Seeing our friend Lu was the primary reason for visiting Malaysia; we didn’t know very much about the country itself. Lu described it as “Truly Asia” and after we got there we understood why. Although a predominantly Muslim country, it has a remarkably diverse mixture of East, Southeast, and South Asian ethnicities with British colonial influences — a truly multicultural society. That can only mean good things for the cuisine, which was a wonderful spectrum of Asian-Indian food. I loved that signs advertising “Dried Shredded Meat Toast,” “Fish Head Curry,” and “Preserved Egg Porridge” were as commonplace in Kuala Lumpur as signs for “Steak and Eggs” or “Salad and Pasta” would be in the U.S. I loved the mall food courts that offered a billion different types of Asian food. I loved that being Asian meant blending in with the crowd, not standing out as a foreigner. Not that there weren’t moments I felt awkward or out of place; sometimes I was a little self-conscious about wearing a sleeveless top in an establishment inhabited or operated by large groups of culturally conservative Muslim men. It’s interesting to compare those experiences with my experiences in the U.S., where I was often aware of my status as an ethnic minority but never self-conscious about my ability to blend in culturally. Like Penang, Kuala Lumpur was very visually stimulating, with juxtapositions of old and new, history and modernism, and these contrasts were evident everywhere, from its architecture to its cuisine, and throughout its communities.

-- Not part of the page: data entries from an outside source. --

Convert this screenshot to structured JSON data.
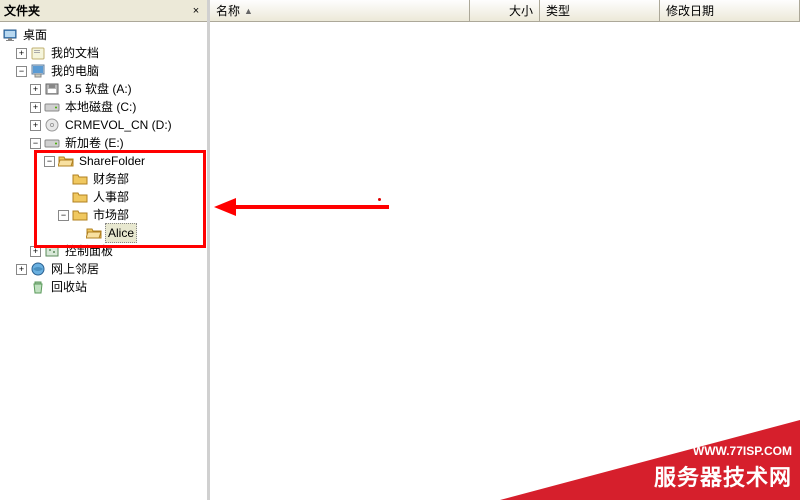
{
  "panel": {
    "title": "文件夹",
    "close": "×"
  },
  "expanders": {
    "plus": "+",
    "minus": "−"
  },
  "tree": {
    "desktop": "桌面",
    "mydocs": "我的文档",
    "mycomputer": "我的电脑",
    "floppy": "3.5 软盘 (A:)",
    "localc": "本地磁盘 (C:)",
    "crmevol": "CRMEVOL_CN (D:)",
    "newvol": "新加卷 (E:)",
    "sharefolder": "ShareFolder",
    "finance": "财务部",
    "hr": "人事部",
    "marketing": "市场部",
    "alice": "Alice",
    "controlpanel": "控制面板",
    "network": "网上邻居",
    "recycle": "回收站"
  },
  "columns": {
    "name": "名称",
    "size": "大小",
    "type": "类型",
    "modified": "修改日期"
  },
  "watermark": {
    "url": "WWW.77ISP.COM",
    "brand": "服务器技术网"
  }
}
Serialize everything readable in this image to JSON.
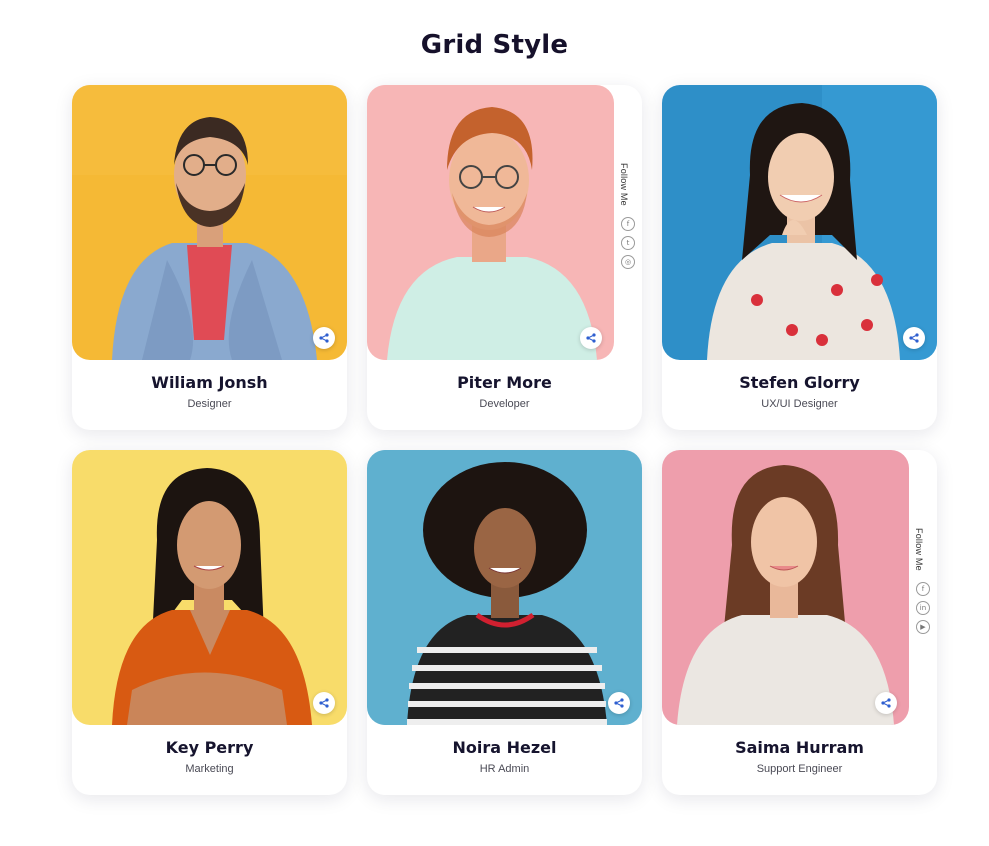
{
  "page": {
    "title": "Grid Style"
  },
  "team": [
    {
      "name": "Wiliam Jonsh",
      "role": "Designer",
      "bg": "#f5b935"
    },
    {
      "name": "Piter More",
      "role": "Developer",
      "bg": "#f7b6b6",
      "follow_label": "Follow Me",
      "socials": [
        "facebook-icon",
        "twitter-icon",
        "instagram-icon"
      ]
    },
    {
      "name": "Stefen Glorry",
      "role": "UX/UI Designer",
      "bg": "#2e8fc8"
    },
    {
      "name": "Key Perry",
      "role": "Marketing",
      "bg": "#f8dc6a"
    },
    {
      "name": "Noira Hezel",
      "role": "HR Admin",
      "bg": "#5fb0cf"
    },
    {
      "name": "Saima Hurram",
      "role": "Support Engineer",
      "bg": "#ee9eac",
      "follow_label": "Follow Me",
      "socials": [
        "facebook-icon",
        "linkedin-icon",
        "youtube-icon"
      ]
    }
  ],
  "colors": {
    "accent": "#2f5fd0",
    "heading": "#16142e"
  }
}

Still, the best part was hanging out with an old friend who really got us, and who could relate to so many things that we were going through, like being an American living outside of America and being a parent to a hyperactive child (or two). It’s nice when someone understands the need to just sit back and stare zombie-like into space, enjoying the silence of unconscious children. It’s comforting to know that becoming old and boring isn’t a tragedy, it’s an evolution. And it’s always fun to share meals with a fellow foodie. On our very last night in Kuala Lumpur, we all had grand ideas about how we were going to spend this Friday night partying like it was 1999. There was talk of bar-hopping, all-night trance clubs, hookah lounges, and foot massages. Ultimately, we ended up vegging on Lu’s couch, sampling exotic teas from his fancy tea set. “We’re having a TEA PARTY,” Lu cried in horror and disbelief when it dawned on him what we were doing. And for at least part of the evening I was completely engrossed in a documentary about the bubonic plague in 17th century England. I know there were and are so many more things to see and do in Kuala Lumpur and in Malaysia, but on that particular night I wouldn’t have rather been doing anything else.
Full album can be found here: